Task prompt: Filter the records below for the word "name". Copy each line that holds it.

[Website and app data records]
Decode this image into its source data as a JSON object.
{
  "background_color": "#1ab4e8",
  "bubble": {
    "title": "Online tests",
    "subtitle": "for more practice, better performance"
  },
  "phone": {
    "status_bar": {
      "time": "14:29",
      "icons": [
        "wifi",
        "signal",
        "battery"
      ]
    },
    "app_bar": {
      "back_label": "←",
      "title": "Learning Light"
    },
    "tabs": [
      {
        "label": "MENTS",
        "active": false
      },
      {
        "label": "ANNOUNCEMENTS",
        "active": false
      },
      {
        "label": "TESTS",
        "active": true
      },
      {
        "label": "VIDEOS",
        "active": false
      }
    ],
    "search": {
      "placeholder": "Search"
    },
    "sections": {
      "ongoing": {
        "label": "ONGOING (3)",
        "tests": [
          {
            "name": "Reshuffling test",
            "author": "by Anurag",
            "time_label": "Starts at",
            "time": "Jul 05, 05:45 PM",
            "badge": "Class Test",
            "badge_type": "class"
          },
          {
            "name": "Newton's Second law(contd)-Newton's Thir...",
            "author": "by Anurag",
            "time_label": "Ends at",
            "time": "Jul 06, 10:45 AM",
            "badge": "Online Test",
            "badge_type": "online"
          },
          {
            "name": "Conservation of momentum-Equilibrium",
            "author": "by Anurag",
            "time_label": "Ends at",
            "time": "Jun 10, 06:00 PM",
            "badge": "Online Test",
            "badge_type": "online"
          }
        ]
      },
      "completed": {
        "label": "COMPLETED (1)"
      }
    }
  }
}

Reply to the exercise:
            "name": "Reshuffling test",
            "name": "Newton's Second law(contd)-Newton's Thir...",
            "name": "Conservation of momentum-Equilibrium",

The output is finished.